--- EXERCISE MATERIALS ---
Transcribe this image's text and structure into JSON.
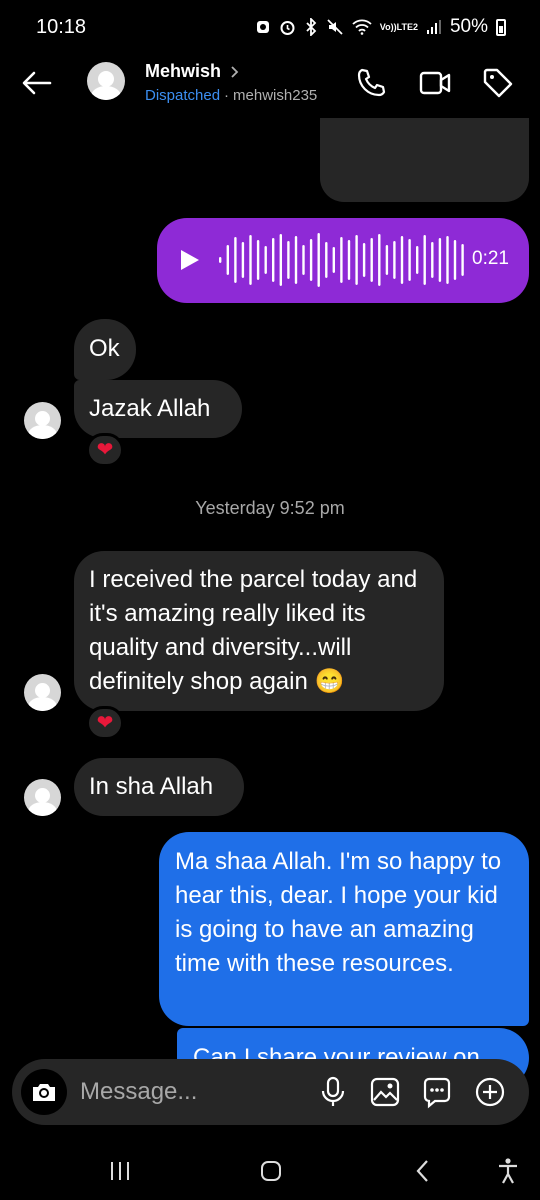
{
  "status_bar": {
    "time": "10:18",
    "lte_top": "Vo))",
    "lte_bottom": "LTE2",
    "battery": "50%"
  },
  "header": {
    "contact_name": "Mehwish",
    "status": "Dispatched",
    "separator": "·",
    "username": "mehwish235",
    "icons": [
      "back-arrow-icon",
      "chevron-right-icon",
      "phone-icon",
      "video-camera-icon",
      "tag-icon"
    ]
  },
  "messages": {
    "voice_duration": "0:21",
    "ok": "Ok",
    "jazak": "Jazak Allah",
    "reaction_heart": "❤",
    "timestamp": "Yesterday 9:52 pm",
    "parcel": "I received the parcel today and it's amazing really liked its quality and diversity...will definitely shop again 😁",
    "insha": "In sha Allah",
    "reply": "Ma shaa Allah. I'm so happy to hear this, dear. I hope your kid is going to have an amazing time with these resources.",
    "partial": "Can I share your review on"
  },
  "input_bar": {
    "placeholder": "Message...",
    "icons": [
      "camera-icon",
      "microphone-icon",
      "gallery-icon",
      "sticker-icon",
      "plus-circle-icon"
    ]
  },
  "colors": {
    "incoming_bubble": "#262626",
    "outgoing_bubble": "#1f6fe8",
    "voice_bubble": "#8e2ad6",
    "status_link": "#3c8ff2",
    "heart": "#e8183a"
  }
}
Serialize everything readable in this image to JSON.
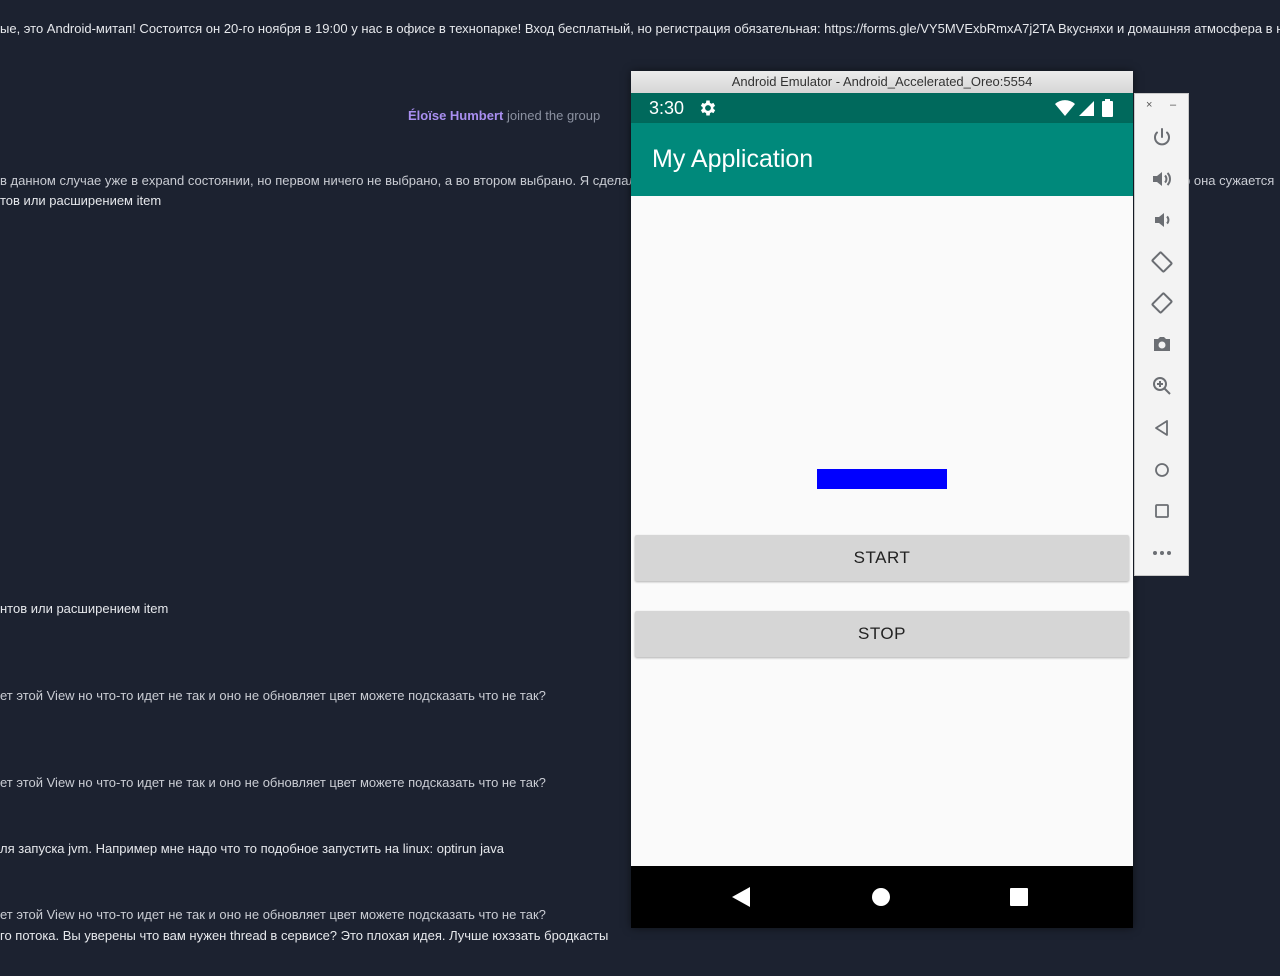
{
  "chat": {
    "announcement": "ые, это Android-митап! Состоится он 20-го ноября в 19:00 у нас в офисе в технопарке! Вход бесплатный, но регистрация обязательная:  https://forms.gle/VY5MVExbRmxA7j2TA  Вкусняхи и домашняя атмосфера в на",
    "join_name": "Éloïse Humbert",
    "join_text": " joined the group",
    "line_expand_left": "в данном случае уже в expand состоянии, но первом ничего не выбрано, а во втором выбрано. Я сделал",
    "line_expand_right": "р она сужается",
    "line_items_1": "тов или расширением item",
    "line_items_2": "нтов или расширением item",
    "line_view_1": "ет этой View но что-то идет не так и оно не обновляет цвет можете подсказать что не так?",
    "line_view_2": "ет этой View но что-то идет не так и оно не обновляет цвет можете подсказать что не так?",
    "line_jvm": "ля запуска jvm. Например мне надо что то подобное запустить на linux: optirun java",
    "line_view_3": "ет этой View но что-то идет не так и оно не обновляет цвет можете подсказать что не так?",
    "line_thread": "го потока. Вы уверены что вам нужен thread в сервисе? Это плохая идея. Лучше юхэзать бродкасты"
  },
  "emulator": {
    "window_title": "Android Emulator - Android_Accelerated_Oreo:5554",
    "status_time": "3:30",
    "app_title": "My Application",
    "start_label": "START",
    "stop_label": "STOP",
    "colors": {
      "status_bar": "#00695c",
      "app_bar": "#00897b",
      "blue_view": "#0000ff",
      "button": "#d6d6d6"
    }
  },
  "toolbar": {
    "close_label": "×",
    "min_label": "–",
    "tools": [
      "power-icon",
      "volume-up-icon",
      "volume-down-icon",
      "rotate-left-icon",
      "rotate-right-icon",
      "camera-icon",
      "zoom-icon",
      "back-icon",
      "home-icon",
      "overview-icon",
      "more-icon"
    ]
  }
}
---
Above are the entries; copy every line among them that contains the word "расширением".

■ RESULT OF THE TASK
    "line_items_1": "тов или расширением item",
    "line_items_2": "нтов или расширением item",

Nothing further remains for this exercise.